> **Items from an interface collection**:
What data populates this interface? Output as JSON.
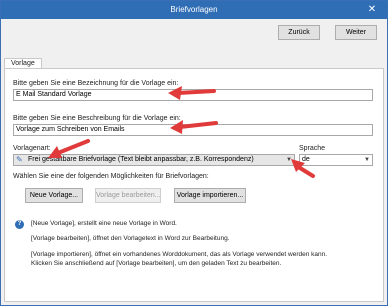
{
  "window": {
    "title": "Briefvorlagen"
  },
  "toolbar": {
    "back_label": "Zurück",
    "next_label": "Weiter"
  },
  "tabs": [
    {
      "label": "Vorlage"
    }
  ],
  "form": {
    "name_label": "Bitte geben Sie eine Bezeichnung für die Vorlage ein:",
    "name_value": "E Mail Standard Vorlage",
    "desc_label": "Bitte geben Sie eine Beschreibung für die Vorlage ein:",
    "desc_value": "Vorlage zum Schreiben von Emails",
    "type_label": "Vorlagenart:",
    "type_value": "Frei gestaltbare Briefvorlage (Text bleibt anpassbar, z.B. Korrespondenz)",
    "lang_label": "Sprache",
    "lang_value": "de",
    "options_label": "Wählen Sie eine der folgenden Möglichkeiten für Briefvorlagen:"
  },
  "actions": {
    "new_label": "Neue Vorlage...",
    "edit_label": "Vorlage bearbeiten...",
    "import_label": "Vorlage importieren..."
  },
  "help": {
    "line1": "[Neue Vorlage], erstellt eine neue Vorlage in Word.",
    "line2": "[Vorlage bearbeiten], öffnet den Vorlagetext in Word zur Bearbeitung.",
    "line3": "[Vorlage importieren], öffnet ein vorhandenes Worddokument, das als Vorlage verwendet werden kann.",
    "line4": "Klicken Sie anschließend auf [Vorlage bearbeiten], um den geladen Text zu bearbeiten."
  },
  "colors": {
    "titlebar": "#2f6db5",
    "annotation": "#e03a3a"
  },
  "icons": {
    "close": "close-icon",
    "dropdown": "chevron-down-icon",
    "help": "help-icon",
    "pencil": "pencil-icon"
  }
}
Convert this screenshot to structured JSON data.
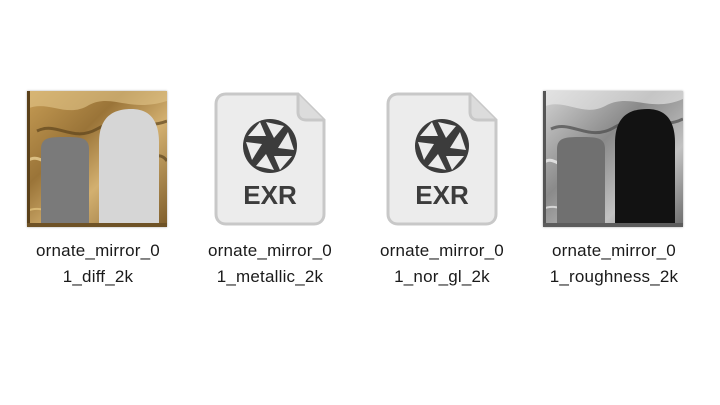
{
  "files": [
    {
      "name_line1": "ornate_mirror_0",
      "name_line2": "1_diff_2k",
      "thumbnail": "diffuse-texture-image",
      "colors": {
        "gold": "#b08a4a",
        "gold_dark": "#6e5226",
        "gray_panel": "#7a7a7a",
        "light_panel": "#d6d6d6"
      }
    },
    {
      "name_line1": "ornate_mirror_0",
      "name_line2": "1_metallic_2k",
      "thumbnail": "exr-file-icon",
      "badge": "EXR"
    },
    {
      "name_line1": "ornate_mirror_0",
      "name_line2": "1_nor_gl_2k",
      "thumbnail": "exr-file-icon",
      "badge": "EXR"
    },
    {
      "name_line1": "ornate_mirror_0",
      "name_line2": "1_roughness_2k",
      "thumbnail": "roughness-texture-image",
      "colors": {
        "frame_light": "#c9c9c9",
        "frame_mid": "#8a8a8a",
        "gray_panel": "#707070",
        "dark_panel": "#121212"
      }
    }
  ],
  "doc_icon_colors": {
    "body": "#ececec",
    "border": "#c8c8c8",
    "glyph": "#3c3c3c"
  }
}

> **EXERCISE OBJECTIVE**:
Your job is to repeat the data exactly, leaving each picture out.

> **RESPONSE BOX**:
What data populates this interface? Output as JSON.
{
  "window": {
    "title": "Briefvorlagen"
  },
  "toolbar": {
    "back_label": "Zurück",
    "next_label": "Weiter"
  },
  "tabs": [
    {
      "label": "Vorlage"
    }
  ],
  "form": {
    "name_label": "Bitte geben Sie eine Bezeichnung für die Vorlage ein:",
    "name_value": "E Mail Standard Vorlage",
    "desc_label": "Bitte geben Sie eine Beschreibung für die Vorlage ein:",
    "desc_value": "Vorlage zum Schreiben von Emails",
    "type_label": "Vorlagenart:",
    "type_value": "Frei gestaltbare Briefvorlage (Text bleibt anpassbar, z.B. Korrespondenz)",
    "lang_label": "Sprache",
    "lang_value": "de",
    "options_label": "Wählen Sie eine der folgenden Möglichkeiten für Briefvorlagen:"
  },
  "actions": {
    "new_label": "Neue Vorlage...",
    "edit_label": "Vorlage bearbeiten...",
    "import_label": "Vorlage importieren..."
  },
  "help": {
    "line1": "[Neue Vorlage], erstellt eine neue Vorlage in Word.",
    "line2": "[Vorlage bearbeiten], öffnet den Vorlagetext in Word zur Bearbeitung.",
    "line3": "[Vorlage importieren], öffnet ein vorhandenes Worddokument, das als Vorlage verwendet werden kann.",
    "line4": "Klicken Sie anschließend auf [Vorlage bearbeiten], um den geladen Text zu bearbeiten."
  },
  "colors": {
    "titlebar": "#2f6db5",
    "annotation": "#e03a3a"
  },
  "icons": {
    "close": "close-icon",
    "dropdown": "chevron-down-icon",
    "help": "help-icon",
    "pencil": "pencil-icon"
  }
}
Convert this screenshot to structured JSON data.
{
  "files": [
    {
      "name_line1": "ornate_mirror_0",
      "name_line2": "1_diff_2k",
      "thumbnail": "diffuse-texture-image",
      "colors": {
        "gold": "#b08a4a",
        "gold_dark": "#6e5226",
        "gray_panel": "#7a7a7a",
        "light_panel": "#d6d6d6"
      }
    },
    {
      "name_line1": "ornate_mirror_0",
      "name_line2": "1_metallic_2k",
      "thumbnail": "exr-file-icon",
      "badge": "EXR"
    },
    {
      "name_line1": "ornate_mirror_0",
      "name_line2": "1_nor_gl_2k",
      "thumbnail": "exr-file-icon",
      "badge": "EXR"
    },
    {
      "name_line1": "ornate_mirror_0",
      "name_line2": "1_roughness_2k",
      "thumbnail": "roughness-texture-image",
      "colors": {
        "frame_light": "#c9c9c9",
        "frame_mid": "#8a8a8a",
        "gray_panel": "#707070",
        "dark_panel": "#121212"
      }
    }
  ],
  "doc_icon_colors": {
    "body": "#ececec",
    "border": "#c8c8c8",
    "glyph": "#3c3c3c"
  }
}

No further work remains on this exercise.